[Stored items]
####################

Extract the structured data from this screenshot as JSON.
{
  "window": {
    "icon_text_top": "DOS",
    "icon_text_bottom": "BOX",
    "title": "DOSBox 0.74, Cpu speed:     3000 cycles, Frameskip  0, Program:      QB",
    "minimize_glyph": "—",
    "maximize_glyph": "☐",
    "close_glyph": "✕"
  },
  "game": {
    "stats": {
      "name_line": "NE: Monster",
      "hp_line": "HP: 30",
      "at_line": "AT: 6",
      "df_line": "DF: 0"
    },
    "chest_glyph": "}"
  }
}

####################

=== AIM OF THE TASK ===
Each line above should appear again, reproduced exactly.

=== RESPONSE FOR THIS EXERCISE ===
Extract the structured data from this screenshot as JSON.
{
  "window": {
    "icon_text_top": "DOS",
    "icon_text_bottom": "BOX",
    "title": "DOSBox 0.74, Cpu speed:     3000 cycles, Frameskip  0, Program:      QB",
    "minimize_glyph": "—",
    "maximize_glyph": "☐",
    "close_glyph": "✕"
  },
  "game": {
    "stats": {
      "name_line": "NE: Monster",
      "hp_line": "HP: 30",
      "at_line": "AT: 6",
      "df_line": "DF: 0"
    },
    "chest_glyph": "}"
  }
}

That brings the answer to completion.